HELOCs work best when you need to borrow over an extended period, when you don’t know how much you’ll need, or when you just want the ability to borrow in an emergency.
Here are examples of good uses for a HELOC:
College tuition that you pay over several years
Ongoing home renovations taking place in stages
Emergency cash for your small business
Medical costs for a long-term illness
On the other hand, if you’re borrowing to buy a vacation home, consolidate high-interest debt, or pay for an expensive medical procedure, a fixed-rate home equity loan or fixed-rate HELOC might be better choices.
When comparing HELOC offers from lenders, check the fine print. Here are some fees that you don’t see with traditional mortgages, but you may with a HELOC:
Annual membership/account maintenance fees
Transaction fees for withdrawals from your HELOC
Early payoff or early termination fees may apply if you close the account before a specified date.
Nonuse, inactivity, or minimum balance fees may apply if you don’t use the HELOC or don’t use it enough.
Your loan is more likely to come with such fees if it has low or no closing costs. The lender is absorbing your costs upfront and won’t make them back if you don’t use the credit line.
A HELOC freeze occurs when a lender cancels, limits, or suspends the borrower’s access to the credit line. If your HELOC is frozen, you won’t be able to access your credit, or your credit line may be reduced. Your lender might freeze your HELOC for one of these reasons:
Your home value has fallen (this happened to many homeowners during the Great Recession when property values plummeted throughout the country).
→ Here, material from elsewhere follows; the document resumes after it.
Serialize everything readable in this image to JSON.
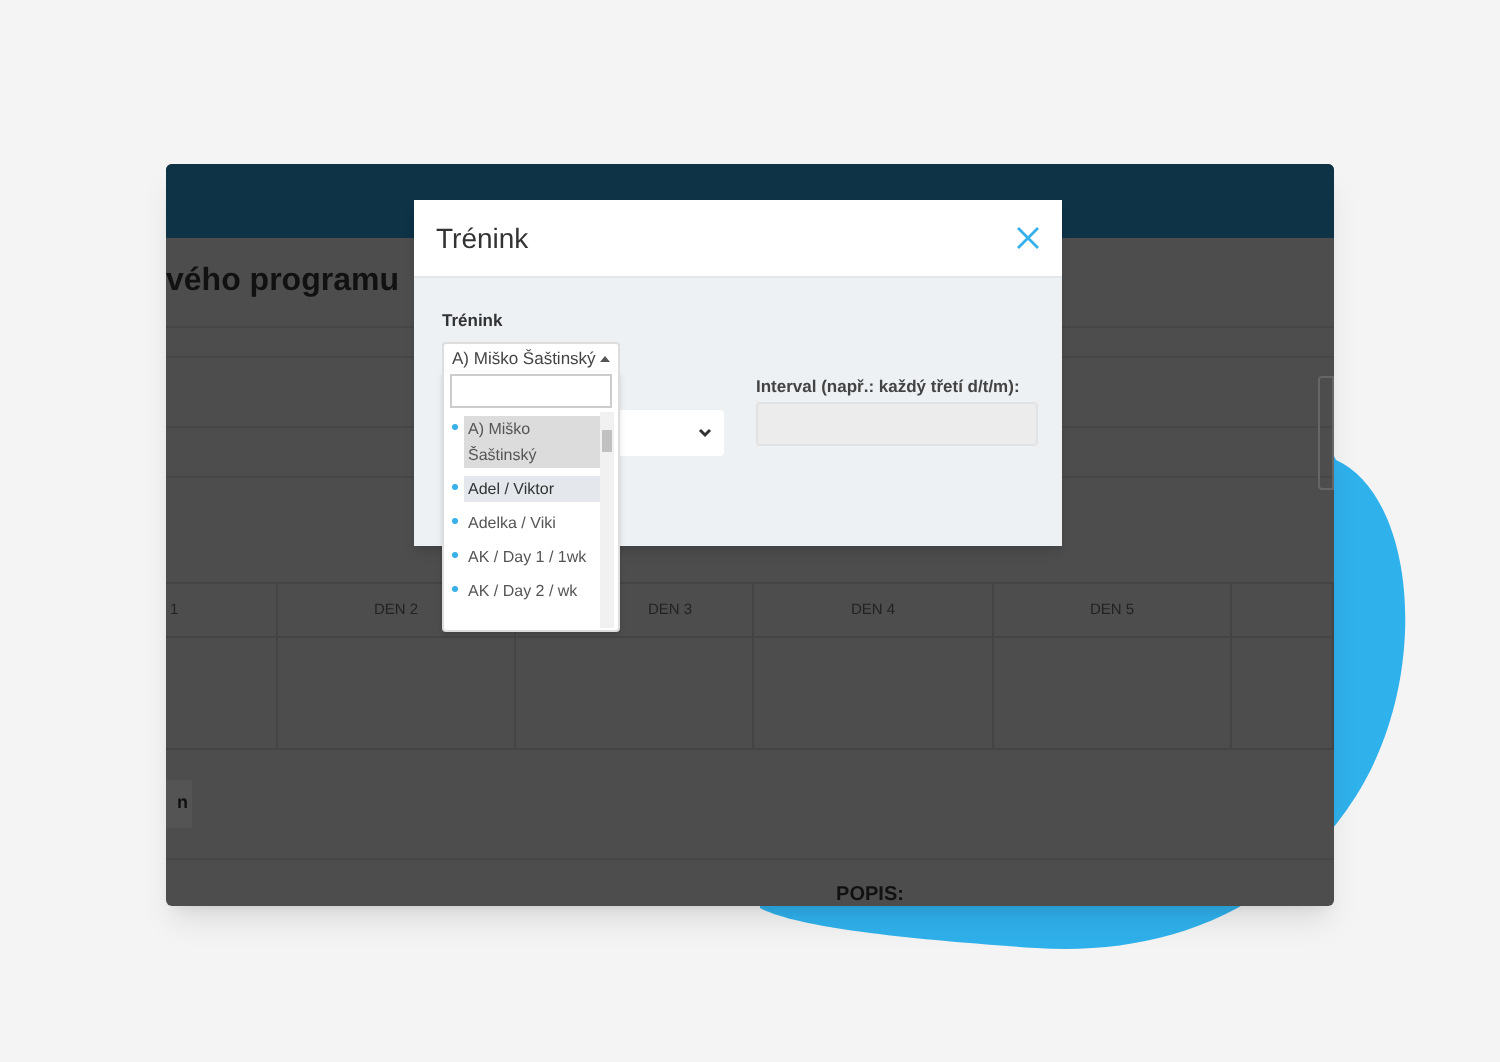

The lender has reason to believe that you won’t be able to make your payments, perhaps because you are behind or because of a job loss.
Your credit rating has dropped significantly.
In addition, if the lender finds that you were not truthful on your HELOC application, your account might be frozen. You may be able to contest a HELOC freeze for any reason if the lender’s concerns are not justified.